Sign up for our COVID-19 newsletter to stay up-to-date on the latest coronavirus news throughout New York New York State Sen. Dean Skelos (R-Rockville Centre) laughed when asked if campaign finance reform might pass the state legislature, a billionaire developer’s lawyer testified at the senator’s corruption trial.The anecdote was just one of many heard at the trial that showed the way ethics reforms are treated behind the scenes in corruption-prone Albany.
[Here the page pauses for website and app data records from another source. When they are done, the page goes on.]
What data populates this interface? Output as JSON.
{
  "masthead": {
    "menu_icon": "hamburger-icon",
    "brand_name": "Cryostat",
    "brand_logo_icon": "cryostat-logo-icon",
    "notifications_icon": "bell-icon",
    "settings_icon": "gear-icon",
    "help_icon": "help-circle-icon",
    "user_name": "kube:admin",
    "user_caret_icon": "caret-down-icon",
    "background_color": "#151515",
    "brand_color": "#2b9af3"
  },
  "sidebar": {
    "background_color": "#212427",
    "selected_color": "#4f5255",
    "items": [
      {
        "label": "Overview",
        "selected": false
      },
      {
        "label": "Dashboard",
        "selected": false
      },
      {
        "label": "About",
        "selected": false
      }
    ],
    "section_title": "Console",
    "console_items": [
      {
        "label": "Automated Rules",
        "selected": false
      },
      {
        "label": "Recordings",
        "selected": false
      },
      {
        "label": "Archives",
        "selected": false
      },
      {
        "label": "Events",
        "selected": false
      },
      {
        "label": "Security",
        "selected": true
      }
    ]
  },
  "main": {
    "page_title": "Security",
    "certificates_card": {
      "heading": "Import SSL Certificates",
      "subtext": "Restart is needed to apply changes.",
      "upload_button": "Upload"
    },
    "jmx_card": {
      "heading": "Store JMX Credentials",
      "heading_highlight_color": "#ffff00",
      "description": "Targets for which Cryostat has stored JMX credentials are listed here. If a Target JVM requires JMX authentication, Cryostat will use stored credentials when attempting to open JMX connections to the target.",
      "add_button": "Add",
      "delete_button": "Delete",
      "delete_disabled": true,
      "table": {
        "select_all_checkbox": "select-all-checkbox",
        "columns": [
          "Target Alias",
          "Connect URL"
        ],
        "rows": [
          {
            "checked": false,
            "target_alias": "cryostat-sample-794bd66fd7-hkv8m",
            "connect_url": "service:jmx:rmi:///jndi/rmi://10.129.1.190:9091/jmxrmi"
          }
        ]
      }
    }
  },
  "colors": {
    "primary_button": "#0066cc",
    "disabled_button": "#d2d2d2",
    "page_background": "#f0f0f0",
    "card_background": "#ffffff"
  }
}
In another, the former chair of the state Senate ethics committee, Tony Avella, recalled on the stand that in his role he found it impossible to make real change.But the real estate industry was most concerned that the state might pass legislation to close the so-called LLC loophole, which allows businesses to skirt campaign donation limits by issuing checks from various limited liability corporations to disguise their source.“That’s how we get our voice out,” said Charles Durego, general counsel and Senior Vice President at New Hyde Park-based developer Glenwood Management Corp., the biggest political donor statewide, last week during Skelos’ trial at Manhattan federal court.Glenwood, owned by billionaire Leonard Litwin, is one of three companies that Skelos, the former state Senate Majority Leader, allegedly coerced to get $300,000 in bribes. They took the form of no-show jobs that his son, Adam, was unqualified for in exchange for illegally manipulating legislation. Both men deny the accusations.Durego said he asked Skelos the LLC loophole question on behalf of the Real Estate Board of New York, a group representing landlords and developers, which was also concerned about the possibility it would pass.In general, Democrats favor closing the LLC loophole because Republicans mostly benefit from those donations, prosecutors noted, adding that the GOP would rather make illegal other types of donations that Democrats mostly receive. As a result, the reform effort ends in a legislative stalemate.State Sen. Tony Avella (D-Queens), one of the witnesses to testify at the Skelos trial, said that when he joined the Independent Democratic Conference (IDC), a small group of senate Democrats who caucused with the Republicans in a power-sharing agreement, he was named chair of the Senate ethics committee. First elected in 2011, Avella said that as chair of that committee he quickly learned that talk of ethical reforms in Albany did not see any follow through.“No bills had ever been referred to that committee, and no bills ever came out of [that] committee,” he said on the stand. When Avella decided to hold a hearing on the issue instead, he was told it had to be postponed.Even now, with both Skelos and his former counterpart, ex-Speaker of the Assembly Sheldon Silver (D-Manhattan), on trial for similar but unrelated corruption charges in the same courthouse at the same time, state lawmakers remain reluctant to pass any additional proposed reforms, such as enacting term limits or stripping convicted lawmakers of their pensions, beyond making a few changes to disclosing outside income which passed earlier this year.Last week, Assembly Speaker Carl Heastie (D-Bronx), Silver’s replacement, told reporters that further reforms are unlikely, according to Capital New York.Skelos’ replacement as state Senate Majority Leader, Sen. John Flanagan (R-Northport), reportedly shares Heastie’s view.One reason why the sentiment prevails may be found in phone calls between the senator and his son that the FBI recorded. In one exchange played in court, Adam criticized his father for working with the Democrats in the IDC, but Dean reminded his son to take the long view.“I have to think about the next election,” the senator reminded him.In between the push-pull of prosecutors and defense lawyers making their cases, the corruption trail of New York State Sen. Dean Skelos (R-Rockville Centre) details how much money and politics remain intertwined.